[Data records for software interfaces]
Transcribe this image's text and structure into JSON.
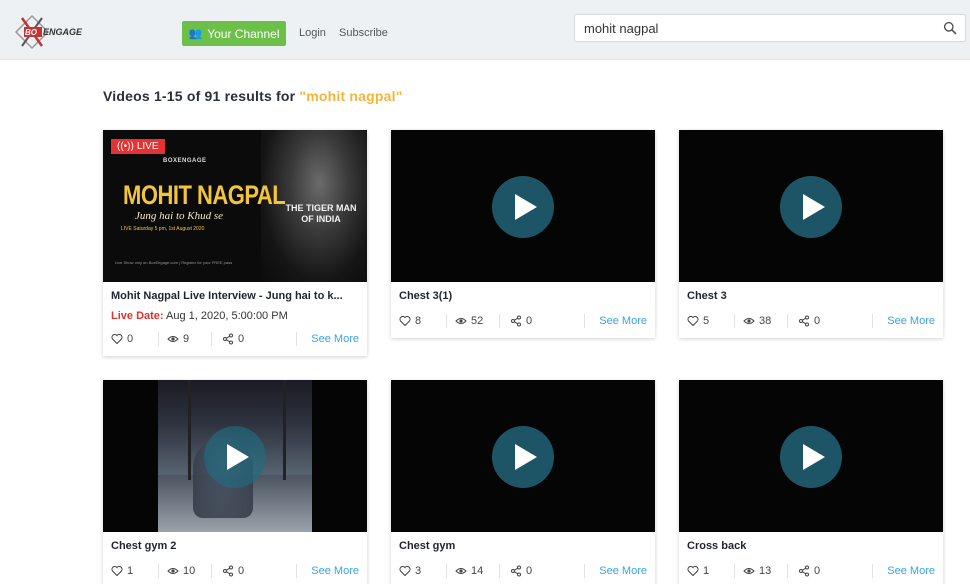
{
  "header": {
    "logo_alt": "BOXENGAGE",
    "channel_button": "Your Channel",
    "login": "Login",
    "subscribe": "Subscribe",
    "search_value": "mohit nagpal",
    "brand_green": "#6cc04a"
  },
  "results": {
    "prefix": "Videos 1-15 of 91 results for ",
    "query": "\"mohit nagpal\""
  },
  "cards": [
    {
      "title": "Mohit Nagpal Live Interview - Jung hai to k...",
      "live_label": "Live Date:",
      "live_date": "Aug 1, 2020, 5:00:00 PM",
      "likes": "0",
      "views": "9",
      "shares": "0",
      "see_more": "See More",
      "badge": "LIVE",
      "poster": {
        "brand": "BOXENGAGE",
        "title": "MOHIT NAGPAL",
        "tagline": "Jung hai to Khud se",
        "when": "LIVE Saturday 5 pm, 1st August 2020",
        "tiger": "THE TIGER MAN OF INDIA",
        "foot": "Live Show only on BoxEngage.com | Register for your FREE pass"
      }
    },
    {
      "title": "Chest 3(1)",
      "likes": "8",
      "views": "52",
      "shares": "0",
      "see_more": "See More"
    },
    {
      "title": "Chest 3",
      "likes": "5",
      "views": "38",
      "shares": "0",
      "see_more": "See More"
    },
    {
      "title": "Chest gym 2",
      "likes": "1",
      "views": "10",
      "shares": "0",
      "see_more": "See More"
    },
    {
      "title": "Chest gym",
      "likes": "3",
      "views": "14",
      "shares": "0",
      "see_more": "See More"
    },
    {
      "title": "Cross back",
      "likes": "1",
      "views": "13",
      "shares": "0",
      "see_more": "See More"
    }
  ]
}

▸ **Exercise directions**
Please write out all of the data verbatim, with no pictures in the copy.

▸ **Response to the exercise**
Transcribe this image's text and structure into JSON.
{
  "header": {
    "logo_alt": "BOXENGAGE",
    "channel_button": "Your Channel",
    "login": "Login",
    "subscribe": "Subscribe",
    "search_value": "mohit nagpal",
    "brand_green": "#6cc04a"
  },
  "results": {
    "prefix": "Videos 1-15 of 91 results for ",
    "query": "\"mohit nagpal\""
  },
  "cards": [
    {
      "title": "Mohit Nagpal Live Interview - Jung hai to k...",
      "live_label": "Live Date:",
      "live_date": "Aug 1, 2020, 5:00:00 PM",
      "likes": "0",
      "views": "9",
      "shares": "0",
      "see_more": "See More",
      "badge": "LIVE",
      "poster": {
        "brand": "BOXENGAGE",
        "title": "MOHIT NAGPAL",
        "tagline": "Jung hai to Khud se",
        "when": "LIVE Saturday 5 pm, 1st August 2020",
        "tiger": "THE TIGER MAN OF INDIA",
        "foot": "Live Show only on BoxEngage.com | Register for your FREE pass"
      }
    },
    {
      "title": "Chest 3(1)",
      "likes": "8",
      "views": "52",
      "shares": "0",
      "see_more": "See More"
    },
    {
      "title": "Chest 3",
      "likes": "5",
      "views": "38",
      "shares": "0",
      "see_more": "See More"
    },
    {
      "title": "Chest gym 2",
      "likes": "1",
      "views": "10",
      "shares": "0",
      "see_more": "See More"
    },
    {
      "title": "Chest gym",
      "likes": "3",
      "views": "14",
      "shares": "0",
      "see_more": "See More"
    },
    {
      "title": "Cross back",
      "likes": "1",
      "views": "13",
      "shares": "0",
      "see_more": "See More"
    }
  ]
}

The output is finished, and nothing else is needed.